Mama turned to face Anna in the backseat. “There’s someone I want you to talk to before we go to breakfast, Anna. Come with me, please.”
Anna opened the car door slowly. Her feet felt like they weighed a thousand pounds. She trudged up the walkway as if it were her own execution. Nothing like being humiliated all over again, she thought.
Mama rang the doorbell and waited with Anna at her side.
Anna closed her eyes and didn’t want to open them. Could I run away at this very moment? She thought. Would that be a feasible plan?
The door opened and in front of them stood Mrs. Hollingsworth, her teacher. And she was…smiling.
“Anna!” she said excitedly, “I’m so glad you’re here!”
“Thank you for letting us come this morning,” said Mama. “I know it is important to Anna.” The two women shook hands and exchanged pleasantries.
What is important to me? She thought. What are we doing here?
Mrs. Hollingsworth bent down and looked straight at Anna. “Anna, I wanted you to know that I talked with your mom yesterday—“
Anna tried not to let out a groan that arose within her.
Mrs. Hollingsworth continued. “And then I talked with Mandy’s mother.

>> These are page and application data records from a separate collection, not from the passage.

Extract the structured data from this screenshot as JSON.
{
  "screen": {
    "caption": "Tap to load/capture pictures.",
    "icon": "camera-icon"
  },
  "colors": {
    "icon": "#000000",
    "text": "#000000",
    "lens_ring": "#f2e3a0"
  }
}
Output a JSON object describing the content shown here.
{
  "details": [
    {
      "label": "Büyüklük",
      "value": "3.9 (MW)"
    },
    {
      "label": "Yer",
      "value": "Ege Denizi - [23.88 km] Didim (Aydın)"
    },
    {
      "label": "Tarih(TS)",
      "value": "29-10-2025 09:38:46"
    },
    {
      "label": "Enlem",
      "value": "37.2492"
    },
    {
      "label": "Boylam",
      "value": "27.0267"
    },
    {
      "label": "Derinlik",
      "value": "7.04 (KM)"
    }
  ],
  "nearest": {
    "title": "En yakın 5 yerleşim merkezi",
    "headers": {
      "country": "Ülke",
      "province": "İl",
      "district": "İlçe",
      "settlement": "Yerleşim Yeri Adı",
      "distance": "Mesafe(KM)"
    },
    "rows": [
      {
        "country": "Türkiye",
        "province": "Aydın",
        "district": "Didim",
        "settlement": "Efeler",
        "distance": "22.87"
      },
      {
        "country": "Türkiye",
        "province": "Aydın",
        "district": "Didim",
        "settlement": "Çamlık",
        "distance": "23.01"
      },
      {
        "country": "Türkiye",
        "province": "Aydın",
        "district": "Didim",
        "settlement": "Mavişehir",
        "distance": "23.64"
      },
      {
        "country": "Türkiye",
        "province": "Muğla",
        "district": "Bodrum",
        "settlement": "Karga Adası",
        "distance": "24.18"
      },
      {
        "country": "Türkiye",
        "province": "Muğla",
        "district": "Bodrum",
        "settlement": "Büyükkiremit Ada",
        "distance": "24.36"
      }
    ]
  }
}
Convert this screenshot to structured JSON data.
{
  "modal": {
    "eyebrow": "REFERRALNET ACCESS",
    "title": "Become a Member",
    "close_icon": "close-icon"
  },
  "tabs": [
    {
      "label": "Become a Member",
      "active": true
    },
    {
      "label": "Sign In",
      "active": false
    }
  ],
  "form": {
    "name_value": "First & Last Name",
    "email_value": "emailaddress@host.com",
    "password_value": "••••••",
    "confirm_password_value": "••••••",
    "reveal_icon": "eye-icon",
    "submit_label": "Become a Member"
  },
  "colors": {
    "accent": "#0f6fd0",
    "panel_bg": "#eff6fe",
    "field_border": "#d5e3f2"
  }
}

It turns out that the Sharon doll was actually hers.” Mrs. Hollingsworth paused and pursed her lips for a quick moment, and then continued. “But Mandy had already agreed to throw her out in the trash. Mandy’s mom said that she truly didn’t want the doll anymore, and you can give her a new home.”
Anna took a step back. “What did you say?”
Mrs. Hollingsworth reached into the closet of her foyer, pulling out Sharon from inside. “She’s yours, Anna. You can take her home today.”
Anna looked with wonder at the doll in her arms.
“I took the liberty of giving her a fine new dress,” said Mrs. Hollingsworth. “Oh, and I gave her a pair of shoes, too,” she said with a wink.
Anna couldn’t believe her eyes. Sharon was back, and she was more beautiful than ever, dressed in the most beautiful dress with her hair braided and tied with ribbons, and shoes that covered up the markings that Mandy had made!
“Oh, there’s one more thing,” said Mrs. Hollingsworth. “Dan,” she called out to the kitchen. “Would you bring the extra item, Hon? Anna is here.”
A young man came out of the kitchen holding a wooden-like box of sorts and smiled at Anna.
“I believe this is for you, young lady!” he said, and presented it to her with playful pomp and circumstance.
He handed her a wooden doll cradle, the most beautiful cradle that Anna had ever seen.
“My husband Dan is a carpenter,” said Mrs. Hollingsworth. “We thought Sharon needed a cradle. I hope you enjoy it!”
Anna squeaked out a “thank you” and held Sharon tightly to her heart. While Mama and Anna walked back to the car, Anna couldn’t believe the new joy she felt. Her dream had come true again, and it was far better than she could have ever imagined! She couldn’t wait to get home and set up the cradle with her blanket and pillow that she had made. It was the best “Pancake Sunday” that she ever had. All of life seemed brighter and lighter to her now. Sharon was finally hers, and she was sure of it: Sharon would stay with her forever!